Now in the midst of the pandemic, an economic crisis that has decimated the restaurant industry, renewed calls for racial justice, and a wave of sexual assault allegations against top chefs, restaurants stand in the crossroads of contemporary moral, political, and economic dilemmas. Yet the consensus response among British reviewers is to meet the crisis with banal culinary compliments—imploring restaurant critics to put down their hatchets and “accentuate the positives” since, in Rayner’s words, to “kick anyone in this business at the moment would be the act of an arsehole.” 

This is the heart of the case against bare-knuckle criticism: The problem is not the presence of negativity but the object of that negativity. The insult-comic style trains critics to channel their scorn toward minor errors rather than major iniquities, breeding a bipolar prose that lambasts rude hosts and greasy sauces with apocalyptic intensity yet says little to nothing about rapist chefs and unfair labor laws. In other words, pugilist prose offers an idiom of flamboyant irrelevance. This is a voice with strong words for small matters but polite silence for serious concerns—a voice that will not speak truth to power but only to cauliflower. 

In this context, the British critic’s vow to accentuate the positive is not a sign of taking responsibility but of shirking it, a refusal to address the real problems in the restaurant industry. Restaurant critics are the appointed arbiters of eating culture, leading public opinion on the key dining questions of the day, and pledging to “sheath” their pens until the “good times return” is akin to a general who will only step onto the battlefield during peacetime. Finding clever ways to insult soggy vegetables has never been a full realization of a critic’s talent and intelligence—and right now, the food world needs that intelligence and experience more than ever. 

I want to offer one final analogy to explain how the extremities of pugilist prose deform the critical imagination. This example comes courtesy of William Sitwell. “It is appropriate,” Sitwell declared on BBC’s Newsnight at the start of the shutdown, “that we [critics] don’t sharpen our pen and use them as knives and twist them into chefs and restaurateurs, because the hospitality industry is on its knees.” What’s revealing about this quote is the instinct to view a knife as a weapon and not a tool. Despite the fact that blades are a key instrument in cooking, medicine, woodwork, and countless other activities, Sitwell only sees a means for violence. Think about Sitwell’s image: the bloodied restaurant industry on its knees as the critic brandishes a knife deciding between mercy and mutilation. This brutal simplification—picturing the sharp-minded reviewer not as a craftsman or surgeon but a murderer—is the ultimate outcome of long-term exposure to insult criticism.

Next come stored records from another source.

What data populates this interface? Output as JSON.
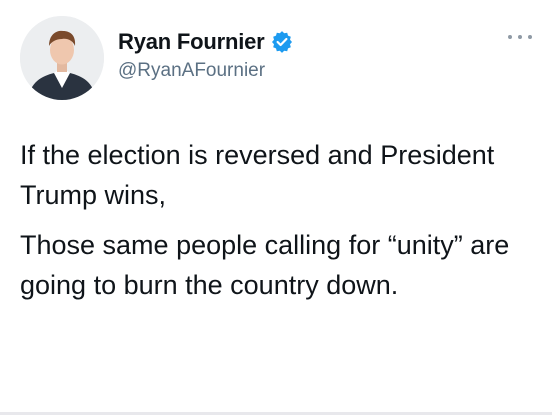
{
  "author": {
    "display_name": "Ryan Fournier",
    "handle": "@RyanAFournier",
    "verified": true
  },
  "icons": {
    "verified": "verified-badge-icon",
    "more": "more-options-icon"
  },
  "colors": {
    "verified_blue": "#1d9bf0",
    "text": "#0f1419",
    "muted": "#5b7083"
  },
  "tweet": {
    "paragraph_1": "If the election is reversed and President Trump wins,",
    "paragraph_2": "Those same people calling for “unity” are going to burn the country down."
  }
}
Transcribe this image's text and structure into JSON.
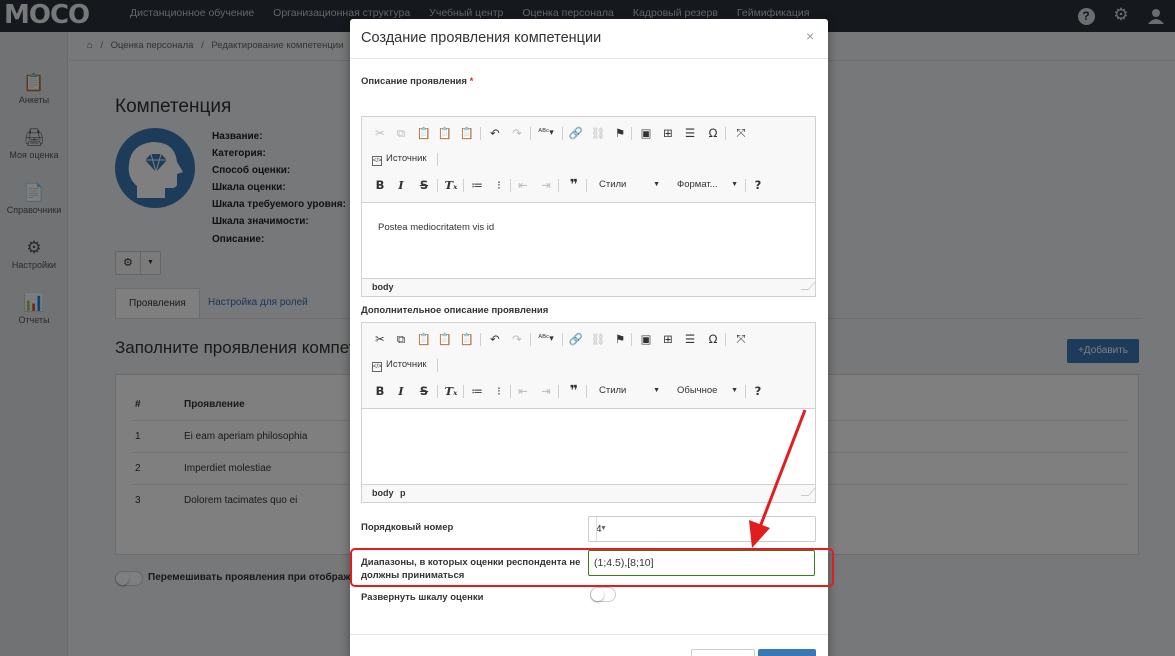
{
  "app": {
    "logo": "MOCO"
  },
  "topnav": [
    "Дистанционное обучение",
    "Организационная структура",
    "Учебный центр",
    "Оценка персонала",
    "Кадровый резерв",
    "Геймификация"
  ],
  "topbar_icons": {
    "help": "?",
    "settings": "⚙"
  },
  "sidebar": [
    {
      "label": "Анкеты",
      "icon": "📋"
    },
    {
      "label": "Моя оценка",
      "icon": "🖨"
    },
    {
      "label": "Справочники",
      "icon": "📄"
    },
    {
      "label": "Настройки",
      "icon": "⚙"
    },
    {
      "label": "Отчеты",
      "icon": "📊"
    }
  ],
  "breadcrumb": {
    "home": "⌂",
    "sep": "/",
    "items": [
      "Оценка персонала",
      "Редактирование компетенции"
    ]
  },
  "competence": {
    "title": "Компетенция",
    "fields": [
      "Название:",
      "Категория:",
      "Способ оценки:",
      "Шкала оценки:",
      "Шкала требуемого уровня:",
      "Шкала значимости:",
      "Описание:"
    ]
  },
  "tabs": [
    "Проявления",
    "Настройка для ролей"
  ],
  "manifestations": {
    "title": "Заполните проявления компете",
    "add_button": "+Добавить",
    "columns": [
      "#",
      "Проявление"
    ],
    "rows": [
      {
        "num": "1",
        "text": "Ei eam aperiam philosophia"
      },
      {
        "num": "2",
        "text": "Imperdiet molestiae"
      },
      {
        "num": "3",
        "text": "Dolorem tacimates quo ei"
      }
    ],
    "shuffle_label": "Перемешивать проявления при отображ"
  },
  "modal": {
    "title": "Создание проявления компетенции",
    "close": "×",
    "description_label": "Описание проявления",
    "required_mark": "*",
    "editor1": {
      "source_label": "Источник",
      "styles": "Стили",
      "format": "Формат...",
      "content": "Postea mediocritatem vis id",
      "path": [
        "body"
      ]
    },
    "additional_label": "Дополнительное описание проявления",
    "editor2": {
      "source_label": "Источник",
      "styles": "Стили",
      "format": "Обычное",
      "content": "",
      "path": [
        "body",
        "p"
      ]
    },
    "order_label": "Порядковый номер",
    "order_value": "4",
    "ranges_label_1": "Диапазоны, в которых оценки респондента не",
    "ranges_label_2": "должны приниматься",
    "ranges_value": "(1;4.5),[8;10]",
    "expand_label": "Развернуть шкалу оценки"
  },
  "colors": {
    "primary": "#3a77b6",
    "topbar": "#2b3138",
    "highlight": "#e21d1d",
    "input_valid": "#3d7a1f"
  }
}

Sitwell’s analogy offers a parable of missed potential: The critic holds an instrument of healing in his hand but only perceives its power for pain. The trouble is not the critic’s tool but the critic’s attitude. We must reclaim healthy negativity as a tool of incisive awareness and teach restaurant critics to wield their intellect like a scalpel rather than a cudgel. Because if medicine was the guiding metaphor for restaurant reviews, rather than murder, critics might begin to approach the dining industry less as a victim deserving pity than a patient deserving treatment. And when a patient in critical condition seeks surgery, no responsible doctor would sheath their scalpel and call it charity.